--- TASK DESCRIPTION ---
With the pictures left out, every record must be reproduced exactly.

┏━━

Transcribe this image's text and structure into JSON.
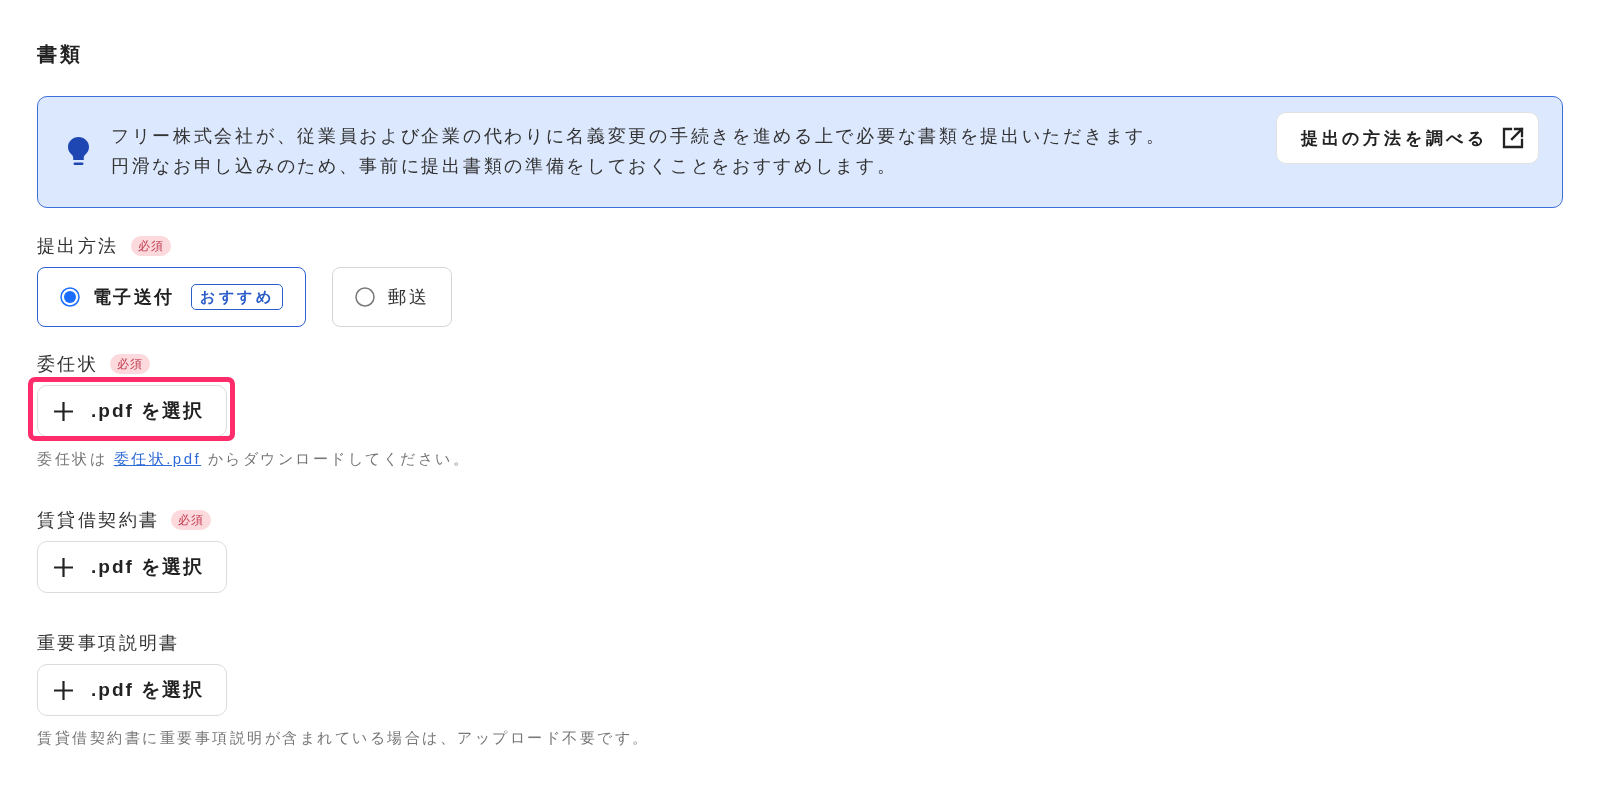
{
  "section_title": "書類",
  "info": {
    "lines": [
      "フリー株式会社が、従業員および企業の代わりに名義変更の手続きを進める上で必要な書類を提出いただきます。",
      "円滑なお申し込みのため、事前に提出書類の準備をしておくことをおすすめします。"
    ],
    "button": "提出の方法を調べる"
  },
  "fields": [
    {
      "kind": "radio",
      "label": "提出方法",
      "badge": "必須",
      "options": [
        {
          "label": "電子送付",
          "tag": "おすすめ",
          "selected": true
        },
        {
          "label": "郵送",
          "selected": false
        }
      ]
    },
    {
      "kind": "file",
      "label": "委任状",
      "badge": "必須",
      "button": ".pdf を選択",
      "highlighted": true,
      "hint": [
        {
          "kind": "text",
          "text": "委任状は "
        },
        {
          "kind": "link",
          "text": "委任状.pdf"
        },
        {
          "kind": "text",
          "text": " からダウンロードしてください。"
        }
      ]
    },
    {
      "kind": "file",
      "label": "賃貸借契約書",
      "badge": "必須",
      "button": ".pdf を選択",
      "highlighted": false
    },
    {
      "kind": "file",
      "label": "重要事項説明書",
      "button": ".pdf を選択",
      "highlighted": false,
      "hint": [
        {
          "kind": "text",
          "text": "賃貸借契約書に重要事項説明が含まれている場合は、アップロード不要です。"
        }
      ]
    }
  ]
}
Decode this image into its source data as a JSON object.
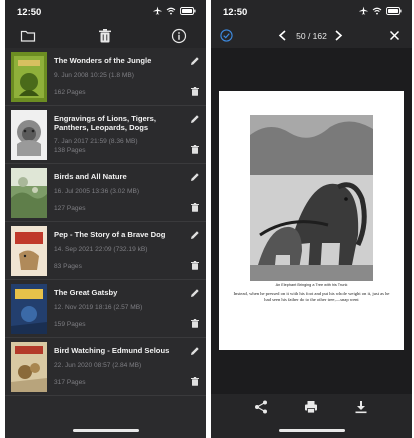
{
  "status": {
    "time": "12:50"
  },
  "library": {
    "toolbar": {
      "left_icon": "folder-icon",
      "center_icon": "trash-icon",
      "right_icon": "info-icon"
    },
    "books": [
      {
        "title": "The Wonders of the Jungle",
        "meta": "9. Jun 2008  10:25  (1.8 MB)",
        "pages": "162 Pages",
        "cover": "#6a8a2a"
      },
      {
        "title": "Engravings of Lions, Tigers, Panthers, Leopards, Dogs",
        "meta": "7. Jan 2017  21:59  (8.36 MB)",
        "pages": "138 Pages",
        "cover": "#8c8c8c"
      },
      {
        "title": "Birds and All Nature",
        "meta": "16. Jul 2005  13:36  (3.02 MB)",
        "pages": "127 Pages",
        "cover": "#7a9a6a"
      },
      {
        "title": "Pep - The Story of a Brave Dog",
        "meta": "14. Sep 2021  22:09  (732.19 kB)",
        "pages": "83 Pages",
        "cover": "#e7d8c4"
      },
      {
        "title": "The Great Gatsby",
        "meta": "12. Nov 2019  18:16  (2.57 MB)",
        "pages": "159 Pages",
        "cover": "#2a4a7a"
      },
      {
        "title": "Bird Watching - Edmund Selous",
        "meta": "22. Jun 2020  08:57  (2.84 MB)",
        "pages": "317 Pages",
        "cover": "#d7c7a0"
      }
    ]
  },
  "reader": {
    "page_indicator": "50 / 162",
    "caption": "An Elephant Bringing a Tree with his Trunk",
    "page_text": "Instead, when he pressed on it with his foot and put his whole weight on it, just as he had seen his father do to the other tree,—snap went"
  }
}
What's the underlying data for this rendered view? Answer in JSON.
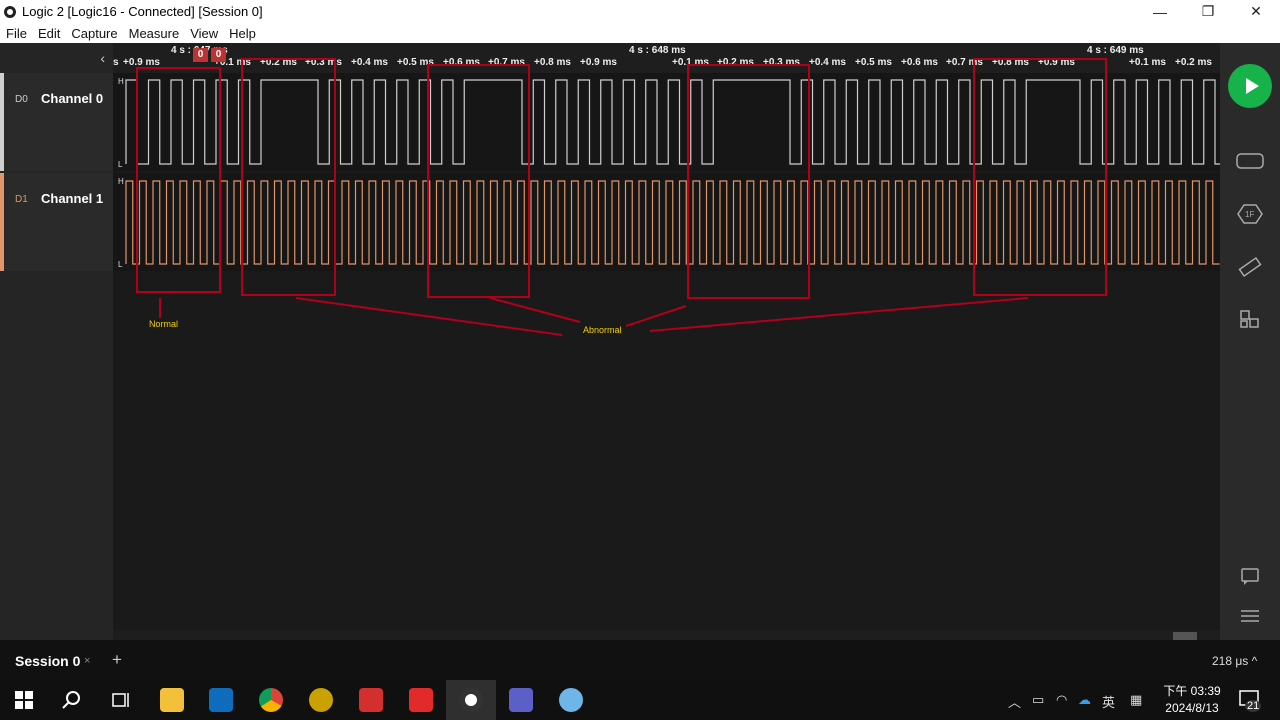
{
  "window": {
    "title": "Logic 2 [Logic16 - Connected] [Session 0]",
    "minimize": "—",
    "maximize": "❐",
    "close": "✕"
  },
  "menu": [
    "File",
    "Edit",
    "Capture",
    "Measure",
    "View",
    "Help"
  ],
  "left_panel": {
    "collapse": "‹",
    "channels": [
      {
        "tag": "D0",
        "name": "Channel 0",
        "color": "#cfcfcf"
      },
      {
        "tag": "D1",
        "name": "Channel 1",
        "color": "#e0956a"
      }
    ]
  },
  "ruler": {
    "major": [
      "4 s : 647 ms",
      "4 s : 648 ms",
      "4 s : 649 ms"
    ],
    "ticks": [
      "s",
      "+0.9 ms",
      "+0.1 ms",
      "+0.2 ms",
      "+0.3 ms",
      "+0.4 ms",
      "+0.5 ms",
      "+0.6 ms",
      "+0.7 ms",
      "+0.8 ms",
      "+0.9 ms",
      "+0.1 ms",
      "+0.2 ms",
      "+0.3 ms",
      "+0.4 ms",
      "+0.5 ms",
      "+0.6 ms",
      "+0.7 ms",
      "+0.8 ms",
      "+0.9 ms",
      "+0.1 ms",
      "+0.2 ms"
    ],
    "markers": [
      "0",
      "0"
    ]
  },
  "levels": {
    "high": "H",
    "low": "L"
  },
  "annotations": {
    "normal": "Normal",
    "abnormal": "Abnormal",
    "box_color": "#b0001a",
    "label_color": "#f0d000"
  },
  "session": {
    "tab": "Session 0",
    "close": "×",
    "add": "+",
    "timescale": "218 μs ^"
  },
  "taskbar": {
    "apps": [
      "windows-start",
      "search",
      "task-view",
      "file-explorer",
      "outlook",
      "chrome",
      "ultraedit",
      "acrobat",
      "3d-app",
      "logic2",
      "teams",
      "paint"
    ],
    "tray_input": "英",
    "clock_period": "下午 03:39",
    "clock_date": "2024/8/13",
    "notifications": "21"
  }
}
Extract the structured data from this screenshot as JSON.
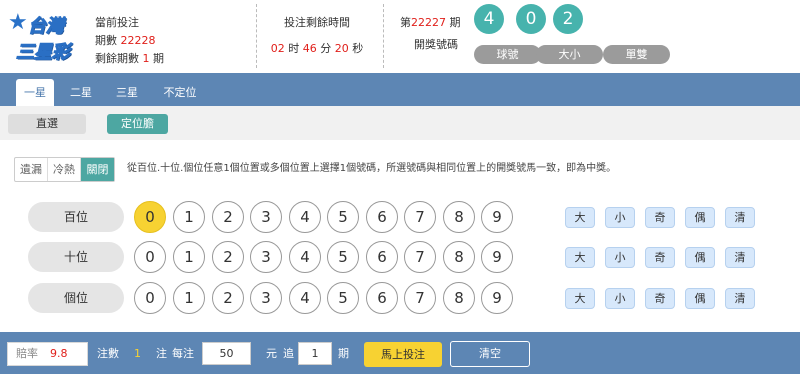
{
  "logo": {
    "line1": "台灣",
    "line2": "三星彩"
  },
  "current_bet": {
    "title": "當前投注",
    "period_label": "期數",
    "period": "22228",
    "remaining_label": "剩餘期數",
    "remaining": "1",
    "remaining_unit": "期"
  },
  "countdown": {
    "title": "投注剩餘時間",
    "hours": "02",
    "h_unit": "时",
    "minutes": "46",
    "m_unit": "分",
    "seconds": "20",
    "s_unit": "秒"
  },
  "draw": {
    "prefix": "第",
    "period": "22227",
    "suffix": "期",
    "label": "開獎號碼",
    "balls": [
      "4",
      "0",
      "2"
    ],
    "tabs": [
      "球號",
      "大小",
      "單雙"
    ]
  },
  "nav": {
    "tabs": [
      "一星",
      "二星",
      "三星",
      "不定位"
    ],
    "active": 0
  },
  "subnav": {
    "tabs": [
      "直選",
      "定位膽"
    ],
    "active": 1
  },
  "toggle": {
    "options": [
      "遺漏",
      "冷熱",
      "關閉"
    ],
    "active": 2
  },
  "hint": "從百位.十位.個位任意1個位置或多個位置上選擇1個號碼，所選號碼與相同位置上的開獎號馬一致，即為中獎。",
  "rows": [
    {
      "label": "百位",
      "selected": [
        0
      ]
    },
    {
      "label": "十位",
      "selected": []
    },
    {
      "label": "個位",
      "selected": []
    }
  ],
  "numbers": [
    "0",
    "1",
    "2",
    "3",
    "4",
    "5",
    "6",
    "7",
    "8",
    "9"
  ],
  "quick_picks": [
    "大",
    "小",
    "奇",
    "偶",
    "清"
  ],
  "footer": {
    "odds_label": "賠率",
    "odds": "9.8",
    "count_label": "注數",
    "count": "1",
    "count_unit": "注",
    "per_label": "每注",
    "per_value": "50",
    "yuan": "元",
    "chase_label": "追",
    "chase_value": "1",
    "chase_unit": "期",
    "bet_button": "馬上投注",
    "clear_button": "清空"
  },
  "colors": {
    "nav": "#5d86b4",
    "teal": "#47b3ad",
    "red": "#e0201b",
    "yellow": "#f7d232"
  }
}
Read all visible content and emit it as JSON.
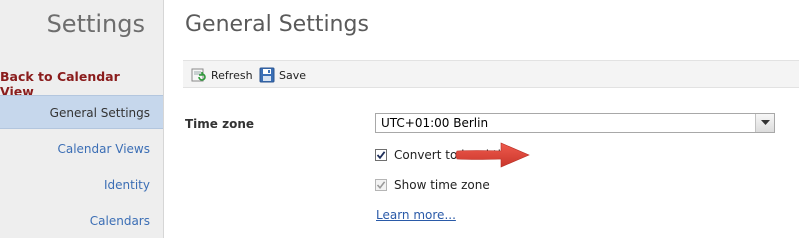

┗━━

--- EXPECTED ANSWER ---
Transcribe this image's text and structure into JSON.
{
  "section_title": "書類",
  "info": {
    "lines": [
      "フリー株式会社が、従業員および企業の代わりに名義変更の手続きを進める上で必要な書類を提出いただきます。",
      "円滑なお申し込みのため、事前に提出書類の準備をしておくことをおすすめします。"
    ],
    "button": "提出の方法を調べる"
  },
  "fields": [
    {
      "kind": "radio",
      "label": "提出方法",
      "badge": "必須",
      "options": [
        {
          "label": "電子送付",
          "tag": "おすすめ",
          "selected": true
        },
        {
          "label": "郵送",
          "selected": false
        }
      ]
    },
    {
      "kind": "file",
      "label": "委任状",
      "badge": "必須",
      "button": ".pdf を選択",
      "highlighted": true,
      "hint": [
        {
          "kind": "text",
          "text": "委任状は "
        },
        {
          "kind": "link",
          "text": "委任状.pdf"
        },
        {
          "kind": "text",
          "text": " からダウンロードしてください。"
        }
      ]
    },
    {
      "kind": "file",
      "label": "賃貸借契約書",
      "badge": "必須",
      "button": ".pdf を選択",
      "highlighted": false
    },
    {
      "kind": "file",
      "label": "重要事項説明書",
      "button": ".pdf を選択",
      "highlighted": false,
      "hint": [
        {
          "kind": "text",
          "text": "賃貸借契約書に重要事項説明が含まれている場合は、アップロード不要です。"
        }
      ]
    }
  ]
}
Decode this image into its source data as a JSON object.
{
  "status": {
    "time": "12:50"
  },
  "library": {
    "toolbar": {
      "left_icon": "folder-icon",
      "center_icon": "trash-icon",
      "right_icon": "info-icon"
    },
    "books": [
      {
        "title": "The Wonders of the Jungle",
        "meta": "9. Jun 2008  10:25  (1.8 MB)",
        "pages": "162 Pages",
        "cover": "#6a8a2a"
      },
      {
        "title": "Engravings of Lions, Tigers, Panthers, Leopards, Dogs",
        "meta": "7. Jan 2017  21:59  (8.36 MB)",
        "pages": "138 Pages",
        "cover": "#8c8c8c"
      },
      {
        "title": "Birds and All Nature",
        "meta": "16. Jul 2005  13:36  (3.02 MB)",
        "pages": "127 Pages",
        "cover": "#7a9a6a"
      },
      {
        "title": "Pep - The Story of a Brave Dog",
        "meta": "14. Sep 2021  22:09  (732.19 kB)",
        "pages": "83 Pages",
        "cover": "#e7d8c4"
      },
      {
        "title": "The Great Gatsby",
        "meta": "12. Nov 2019  18:16  (2.57 MB)",
        "pages": "159 Pages",
        "cover": "#2a4a7a"
      },
      {
        "title": "Bird Watching - Edmund Selous",
        "meta": "22. Jun 2020  08:57  (2.84 MB)",
        "pages": "317 Pages",
        "cover": "#d7c7a0"
      }
    ]
  },
  "reader": {
    "page_indicator": "50 / 162",
    "caption": "An Elephant Bringing a Tree with his Trunk",
    "page_text": "Instead, when he pressed on it with his foot and put his whole weight on it, just as he had seen his father do to the other tree,—snap went"
  }
}
What's the underlying data for this rendered view? Answer in JSON.
{
  "window": {
    "title": "Logic 2 [Logic16 - Connected] [Session 0]",
    "minimize": "—",
    "maximize": "❐",
    "close": "✕"
  },
  "menu": [
    "File",
    "Edit",
    "Capture",
    "Measure",
    "View",
    "Help"
  ],
  "left_panel": {
    "collapse": "‹",
    "channels": [
      {
        "tag": "D0",
        "name": "Channel 0",
        "color": "#cfcfcf"
      },
      {
        "tag": "D1",
        "name": "Channel 1",
        "color": "#e0956a"
      }
    ]
  },
  "ruler": {
    "major": [
      "4 s : 647 ms",
      "4 s : 648 ms",
      "4 s : 649 ms"
    ],
    "ticks": [
      "s",
      "+0.9 ms",
      "+0.1 ms",
      "+0.2 ms",
      "+0.3 ms",
      "+0.4 ms",
      "+0.5 ms",
      "+0.6 ms",
      "+0.7 ms",
      "+0.8 ms",
      "+0.9 ms",
      "+0.1 ms",
      "+0.2 ms",
      "+0.3 ms",
      "+0.4 ms",
      "+0.5 ms",
      "+0.6 ms",
      "+0.7 ms",
      "+0.8 ms",
      "+0.9 ms",
      "+0.1 ms",
      "+0.2 ms"
    ],
    "markers": [
      "0",
      "0"
    ]
  },
  "levels": {
    "high": "H",
    "low": "L"
  },
  "annotations": {
    "normal": "Normal",
    "abnormal": "Abnormal",
    "box_color": "#b0001a",
    "label_color": "#f0d000"
  },
  "session": {
    "tab": "Session 0",
    "close": "×",
    "add": "+",
    "timescale": "218 μs ^"
  },
  "taskbar": {
    "apps": [
      "windows-start",
      "search",
      "task-view",
      "file-explorer",
      "outlook",
      "chrome",
      "ultraedit",
      "acrobat",
      "3d-app",
      "logic2",
      "teams",
      "paint"
    ],
    "tray_input": "英",
    "clock_period": "下午 03:39",
    "clock_date": "2024/8/13",
    "notifications": "21"
  }
}
Extract the structured data from this screenshot as JSON.
{
  "logo": {
    "line1": "台灣",
    "line2": "三星彩"
  },
  "current_bet": {
    "title": "當前投注",
    "period_label": "期數",
    "period": "22228",
    "remaining_label": "剩餘期數",
    "remaining": "1",
    "remaining_unit": "期"
  },
  "countdown": {
    "title": "投注剩餘時間",
    "hours": "02",
    "h_unit": "时",
    "minutes": "46",
    "m_unit": "分",
    "seconds": "20",
    "s_unit": "秒"
  },
  "draw": {
    "prefix": "第",
    "period": "22227",
    "suffix": "期",
    "label": "開獎號碼",
    "balls": [
      "4",
      "0",
      "2"
    ],
    "tabs": [
      "球號",
      "大小",
      "單雙"
    ]
  },
  "nav": {
    "tabs": [
      "一星",
      "二星",
      "三星",
      "不定位"
    ],
    "active": 0
  },
  "subnav": {
    "tabs": [
      "直選",
      "定位膽"
    ],
    "active": 1
  },
  "toggle": {
    "options": [
      "遺漏",
      "冷熱",
      "關閉"
    ],
    "active": 2
  },
  "hint": "從百位.十位.個位任意1個位置或多個位置上選擇1個號碼，所選號碼與相同位置上的開獎號馬一致，即為中獎。",
  "rows": [
    {
      "label": "百位",
      "selected": [
        0
      ]
    },
    {
      "label": "十位",
      "selected": []
    },
    {
      "label": "個位",
      "selected": []
    }
  ],
  "numbers": [
    "0",
    "1",
    "2",
    "3",
    "4",
    "5",
    "6",
    "7",
    "8",
    "9"
  ],
  "quick_picks": [
    "大",
    "小",
    "奇",
    "偶",
    "清"
  ],
  "footer": {
    "odds_label": "賠率",
    "odds": "9.8",
    "count_label": "注數",
    "count": "1",
    "count_unit": "注",
    "per_label": "每注",
    "per_value": "50",
    "yuan": "元",
    "chase_label": "追",
    "chase_value": "1",
    "chase_unit": "期",
    "bet_button": "馬上投注",
    "clear_button": "清空"
  },
  "colors": {
    "nav": "#5d86b4",
    "teal": "#47b3ad",
    "red": "#e0201b",
    "yellow": "#f7d232"
  }
}
Read all visible content and emit it as JSON.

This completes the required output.